October 2022 E-News: Now is the Time to Reshore from China
As 1H 2022 data demonstrated, reshoring is on a tear. The U.S. is now in a unique position to maintain momentum, rebuild our industrial base and bring more production back from offshore. Imports from China are especially vulnerable. The process is a complex one that requires action by many players. Below are tailwinds and headwinds that will determine continued progress.
A New Era of Industrial Policy Kicks Off with Signing of the Chips Act “Dani Rodrik, a professor of international political economy at Harvard University, called the law historically significant ‘because it is a sign that we have moved well beyond market fundamentalism and because it shows there is now bipartisan support for industrial policies.’” The Reshoring Initiative (RI) supports the Chips Act. However, the country needs a comprehensive industrial policy to make the U.S. competitive in a broad range of products/industries.
Delivering the U.S. Manufacturing Renaissance McKinsey:The stage is set for a manufacturing resurgence in the United States. $4.6 trillion of exports could shift to regional sources worldwide by 2030. Exhibit 4 analyzes industries by the magnitude and feasibility of shifting. Can the country’s producers make it happen? Harry will be presenting at McKinsey’s related Global Industries Leadership Summit in Chicago on Nov. 17.
POLL: Building American Manufacturing Resilience “CEOs Are Investing In Talent & Technology While Also Reshoring & Nearshoring Their Manufacturing Operations.” A new Xometry Poll with Forbes and Zogby reveals nearly two-thirds (64 percent) of the CEOs say they are currently reshoring or nearshoring their operations, or planning to.
Free Markets Don't Buy Peace The U.S. trade deficit is partially due to the preferential treatment we have given to other countries to encourage their development as democratic nations, thus achieving world peace.
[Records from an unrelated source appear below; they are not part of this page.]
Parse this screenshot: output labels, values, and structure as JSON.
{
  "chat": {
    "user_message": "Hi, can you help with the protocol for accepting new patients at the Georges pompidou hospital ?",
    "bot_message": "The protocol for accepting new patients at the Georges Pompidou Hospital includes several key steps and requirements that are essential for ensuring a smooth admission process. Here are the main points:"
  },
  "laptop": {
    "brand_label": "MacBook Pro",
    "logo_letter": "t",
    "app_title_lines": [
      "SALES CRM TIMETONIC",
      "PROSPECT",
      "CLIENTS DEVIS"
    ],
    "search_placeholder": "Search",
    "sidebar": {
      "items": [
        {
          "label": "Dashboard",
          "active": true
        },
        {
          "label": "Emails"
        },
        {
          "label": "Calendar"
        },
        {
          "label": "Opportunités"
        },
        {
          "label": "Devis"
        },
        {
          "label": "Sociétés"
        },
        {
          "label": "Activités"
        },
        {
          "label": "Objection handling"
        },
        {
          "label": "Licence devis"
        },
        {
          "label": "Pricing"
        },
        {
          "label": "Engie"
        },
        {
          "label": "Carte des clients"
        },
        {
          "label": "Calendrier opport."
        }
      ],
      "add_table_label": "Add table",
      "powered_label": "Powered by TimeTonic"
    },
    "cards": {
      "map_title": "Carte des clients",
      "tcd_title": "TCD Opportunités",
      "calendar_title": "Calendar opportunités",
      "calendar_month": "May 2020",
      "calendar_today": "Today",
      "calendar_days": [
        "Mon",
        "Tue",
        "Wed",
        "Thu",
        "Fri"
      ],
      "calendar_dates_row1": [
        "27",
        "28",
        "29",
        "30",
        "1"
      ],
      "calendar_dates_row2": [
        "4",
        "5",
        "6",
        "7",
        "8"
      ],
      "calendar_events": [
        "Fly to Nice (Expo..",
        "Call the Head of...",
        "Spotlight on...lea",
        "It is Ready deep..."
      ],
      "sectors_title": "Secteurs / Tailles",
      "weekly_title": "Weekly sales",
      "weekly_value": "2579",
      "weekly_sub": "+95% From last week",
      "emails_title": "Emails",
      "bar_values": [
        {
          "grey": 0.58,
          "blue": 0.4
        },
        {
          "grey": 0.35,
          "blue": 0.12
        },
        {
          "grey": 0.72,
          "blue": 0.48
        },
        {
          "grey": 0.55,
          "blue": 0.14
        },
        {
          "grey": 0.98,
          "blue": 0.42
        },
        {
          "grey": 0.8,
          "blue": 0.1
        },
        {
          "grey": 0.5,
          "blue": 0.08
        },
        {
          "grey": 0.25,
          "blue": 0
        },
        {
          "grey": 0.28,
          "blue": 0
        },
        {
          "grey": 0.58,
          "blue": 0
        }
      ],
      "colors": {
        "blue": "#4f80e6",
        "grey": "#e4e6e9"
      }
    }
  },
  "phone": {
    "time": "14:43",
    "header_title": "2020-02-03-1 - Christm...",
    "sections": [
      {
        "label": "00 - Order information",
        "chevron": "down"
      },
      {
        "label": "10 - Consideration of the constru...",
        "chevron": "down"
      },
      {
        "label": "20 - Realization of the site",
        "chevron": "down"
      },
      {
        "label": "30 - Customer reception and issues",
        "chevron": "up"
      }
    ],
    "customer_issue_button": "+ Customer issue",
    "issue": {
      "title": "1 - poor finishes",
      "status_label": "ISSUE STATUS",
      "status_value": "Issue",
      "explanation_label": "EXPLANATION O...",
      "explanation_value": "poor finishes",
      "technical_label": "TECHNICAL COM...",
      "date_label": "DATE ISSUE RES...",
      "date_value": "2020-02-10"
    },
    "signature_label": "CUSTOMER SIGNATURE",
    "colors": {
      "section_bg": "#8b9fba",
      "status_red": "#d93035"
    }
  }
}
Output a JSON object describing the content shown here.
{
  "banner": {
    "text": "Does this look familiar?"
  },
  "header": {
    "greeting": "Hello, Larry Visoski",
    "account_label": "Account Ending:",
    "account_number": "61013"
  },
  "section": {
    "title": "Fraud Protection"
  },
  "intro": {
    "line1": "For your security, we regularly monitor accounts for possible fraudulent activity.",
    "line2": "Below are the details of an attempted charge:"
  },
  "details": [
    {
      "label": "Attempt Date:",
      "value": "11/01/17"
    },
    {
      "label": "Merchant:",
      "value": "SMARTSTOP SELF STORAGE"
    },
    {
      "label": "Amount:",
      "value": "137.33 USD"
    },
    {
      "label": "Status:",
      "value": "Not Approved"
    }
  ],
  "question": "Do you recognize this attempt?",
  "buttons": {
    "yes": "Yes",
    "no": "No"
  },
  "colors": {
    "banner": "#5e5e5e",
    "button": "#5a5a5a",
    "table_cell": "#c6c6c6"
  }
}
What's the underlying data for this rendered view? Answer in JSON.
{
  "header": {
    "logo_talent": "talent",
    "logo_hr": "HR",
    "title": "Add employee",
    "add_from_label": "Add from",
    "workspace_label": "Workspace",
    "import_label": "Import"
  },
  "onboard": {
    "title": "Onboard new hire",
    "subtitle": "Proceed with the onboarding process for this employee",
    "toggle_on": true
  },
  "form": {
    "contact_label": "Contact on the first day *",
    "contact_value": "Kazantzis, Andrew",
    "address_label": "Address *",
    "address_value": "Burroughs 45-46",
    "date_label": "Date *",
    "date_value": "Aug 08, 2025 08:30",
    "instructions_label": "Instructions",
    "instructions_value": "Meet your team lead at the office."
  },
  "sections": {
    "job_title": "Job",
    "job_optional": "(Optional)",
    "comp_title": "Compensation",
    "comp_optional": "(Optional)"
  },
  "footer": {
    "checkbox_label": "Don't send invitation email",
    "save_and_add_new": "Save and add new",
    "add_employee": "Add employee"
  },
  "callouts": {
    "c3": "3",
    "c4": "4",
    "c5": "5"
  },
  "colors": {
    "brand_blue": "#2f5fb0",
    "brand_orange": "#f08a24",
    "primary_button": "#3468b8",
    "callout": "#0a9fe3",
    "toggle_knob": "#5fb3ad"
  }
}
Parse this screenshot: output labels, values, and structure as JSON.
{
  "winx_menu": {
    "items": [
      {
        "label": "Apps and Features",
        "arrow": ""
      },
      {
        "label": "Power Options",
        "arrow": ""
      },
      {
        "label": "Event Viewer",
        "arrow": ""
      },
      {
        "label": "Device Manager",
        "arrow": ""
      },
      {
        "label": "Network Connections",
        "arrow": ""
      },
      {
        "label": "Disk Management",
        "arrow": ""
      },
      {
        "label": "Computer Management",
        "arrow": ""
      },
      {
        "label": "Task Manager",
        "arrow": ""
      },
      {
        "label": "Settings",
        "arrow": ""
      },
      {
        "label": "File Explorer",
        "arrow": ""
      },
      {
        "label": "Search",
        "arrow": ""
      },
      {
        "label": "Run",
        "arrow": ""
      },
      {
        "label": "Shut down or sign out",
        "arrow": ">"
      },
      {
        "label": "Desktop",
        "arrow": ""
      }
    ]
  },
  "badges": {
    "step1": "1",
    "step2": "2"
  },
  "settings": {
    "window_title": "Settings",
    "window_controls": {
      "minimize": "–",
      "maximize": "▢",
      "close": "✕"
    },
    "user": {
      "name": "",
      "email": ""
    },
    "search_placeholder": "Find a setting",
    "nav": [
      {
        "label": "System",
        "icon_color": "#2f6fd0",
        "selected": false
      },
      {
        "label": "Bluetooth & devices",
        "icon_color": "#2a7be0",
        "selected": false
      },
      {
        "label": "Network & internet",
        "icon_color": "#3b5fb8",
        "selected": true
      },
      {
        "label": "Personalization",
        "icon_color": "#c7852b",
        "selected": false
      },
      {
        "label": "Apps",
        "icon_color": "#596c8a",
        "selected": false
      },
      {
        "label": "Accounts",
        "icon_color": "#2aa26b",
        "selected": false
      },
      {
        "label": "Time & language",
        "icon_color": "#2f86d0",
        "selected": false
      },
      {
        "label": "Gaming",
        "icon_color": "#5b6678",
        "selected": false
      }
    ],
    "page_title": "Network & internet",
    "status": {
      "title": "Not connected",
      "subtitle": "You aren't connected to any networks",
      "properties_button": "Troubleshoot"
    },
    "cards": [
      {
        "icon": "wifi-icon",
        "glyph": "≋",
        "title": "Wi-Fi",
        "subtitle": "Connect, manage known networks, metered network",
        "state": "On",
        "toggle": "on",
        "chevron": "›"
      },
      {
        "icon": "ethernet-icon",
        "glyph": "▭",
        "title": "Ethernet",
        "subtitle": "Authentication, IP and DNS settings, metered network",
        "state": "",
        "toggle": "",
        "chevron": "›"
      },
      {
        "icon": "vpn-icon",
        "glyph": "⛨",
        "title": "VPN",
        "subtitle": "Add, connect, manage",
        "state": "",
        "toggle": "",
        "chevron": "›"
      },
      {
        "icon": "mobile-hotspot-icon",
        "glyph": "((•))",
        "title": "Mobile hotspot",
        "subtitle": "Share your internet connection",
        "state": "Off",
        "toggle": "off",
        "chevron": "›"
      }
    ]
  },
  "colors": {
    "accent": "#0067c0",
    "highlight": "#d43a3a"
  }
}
This theory has not worked. For example, China continues to enjoy Most Favored Nation status despite its increasingly authoritarian behavior. Russia’s status was revoked in 2022.
Additionally, the USD was 25% overvalued as of Dec. 31, 2021, and has surged another 17% YTD, resulting in a 46% overvaluation. The simplest way to accelerate imports is to reduce the value of the USD using the Market Access Charge.
The Long March Out of China
China is still incredibly competitive in the short run. However, further evidence of increasing risk with China comes to light daily. Basically, everything happening with the country signals red flags for companies sourcing production there. It is not easy to shift production, especially complex electronic assemblies, out of China, but it is better to start the process sooner than later. Reviewing the developments and implications of the risks addressed below is key to making timely sourcing and siting decisions.
Apple’s Tech Supply Chain Shows Difficulty of Dumping China “Covid Zero, deteriorating US-Sino relations pressure US firms. Chips are in the crosshairs as Taiwan-China tensions increase…. Bloomberg Intelligence estimates it would take about eight years to move just 10% of Apple’s production capacity out of China” For all U.S. companies, it is time to start moving now!
China’s dim prospects turn disastrous “China’s debt is expected to reach the equivalent of 275% of its GDP due to massive borrowing and economic slowdown.” If the housing bubble bursts, the subsequent economic melt-down will temporarily be bad news for the global economy. China’s manufacturing costs will come down, but China will still not be cheaper than Mexico or Vietnam. The Chinese economy will flatten or decline. Economic and political instability will lead foreign companies to decide that China is no longer such an attractive market and will shift elsewhere, including to the U.S., Canada and Mexico.